Goal of the exercise: All lines from the line containing "Give me the" up to and including the last line of the entries must be written out exactly, with no others.

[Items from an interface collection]
++++++++

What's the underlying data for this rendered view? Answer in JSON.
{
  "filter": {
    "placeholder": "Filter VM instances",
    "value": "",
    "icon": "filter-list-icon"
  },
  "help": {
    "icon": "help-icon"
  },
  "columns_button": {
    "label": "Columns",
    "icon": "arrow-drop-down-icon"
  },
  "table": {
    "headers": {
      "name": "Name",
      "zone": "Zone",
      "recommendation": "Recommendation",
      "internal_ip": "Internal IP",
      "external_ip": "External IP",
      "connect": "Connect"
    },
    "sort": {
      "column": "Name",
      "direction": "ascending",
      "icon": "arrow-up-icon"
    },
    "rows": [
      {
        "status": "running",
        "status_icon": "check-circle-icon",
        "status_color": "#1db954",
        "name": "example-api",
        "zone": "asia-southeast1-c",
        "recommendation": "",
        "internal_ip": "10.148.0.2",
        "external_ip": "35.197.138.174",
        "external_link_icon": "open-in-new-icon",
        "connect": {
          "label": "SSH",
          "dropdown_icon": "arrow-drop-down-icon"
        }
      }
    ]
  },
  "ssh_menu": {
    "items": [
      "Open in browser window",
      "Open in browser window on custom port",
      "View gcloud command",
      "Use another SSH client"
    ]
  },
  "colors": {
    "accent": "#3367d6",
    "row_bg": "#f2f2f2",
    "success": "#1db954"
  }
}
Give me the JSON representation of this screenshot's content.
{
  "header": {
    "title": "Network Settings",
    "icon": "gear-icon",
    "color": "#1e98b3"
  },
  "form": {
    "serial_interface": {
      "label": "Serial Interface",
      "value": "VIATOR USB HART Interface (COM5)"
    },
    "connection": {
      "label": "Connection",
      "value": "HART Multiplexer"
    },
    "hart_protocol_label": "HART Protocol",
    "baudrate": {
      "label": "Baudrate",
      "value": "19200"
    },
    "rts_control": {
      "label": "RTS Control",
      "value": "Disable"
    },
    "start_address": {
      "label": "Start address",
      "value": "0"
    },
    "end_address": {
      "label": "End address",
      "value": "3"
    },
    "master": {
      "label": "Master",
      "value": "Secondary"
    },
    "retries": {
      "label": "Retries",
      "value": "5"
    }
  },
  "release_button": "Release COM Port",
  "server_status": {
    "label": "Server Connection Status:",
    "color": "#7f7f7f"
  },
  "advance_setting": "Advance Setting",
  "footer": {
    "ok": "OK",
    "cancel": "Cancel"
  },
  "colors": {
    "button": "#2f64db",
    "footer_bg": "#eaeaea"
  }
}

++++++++

Output:
Give me the JSON representation of this screenshot's content.
{
  "header": {
    "title": "Network Settings",
    "icon": "gear-icon",
    "color": "#1e98b3"
  },
  "form": {
    "serial_interface": {
      "label": "Serial Interface",
      "value": "VIATOR USB HART Interface (COM5)"
    },
    "connection": {
      "label": "Connection",
      "value": "HART Multiplexer"
    },
    "hart_protocol_label": "HART Protocol",
    "baudrate": {
      "label": "Baudrate",
      "value": "19200"
    },
    "rts_control": {
      "label": "RTS Control",
      "value": "Disable"
    },
    "start_address": {
      "label": "Start address",
      "value": "0"
    },
    "end_address": {
      "label": "End address",
      "value": "3"
    },
    "master": {
      "label": "Master",
      "value": "Secondary"
    },
    "retries": {
      "label": "Retries",
      "value": "5"
    }
  },
  "release_button": "Release COM Port",
  "server_status": {
    "label": "Server Connection Status:",
    "color": "#7f7f7f"
  },
  "advance_setting": "Advance Setting",
  "footer": {
    "ok": "OK",
    "cancel": "Cancel"
  },
  "colors": {
    "button": "#2f64db",
    "footer_bg": "#eaeaea"
  }
}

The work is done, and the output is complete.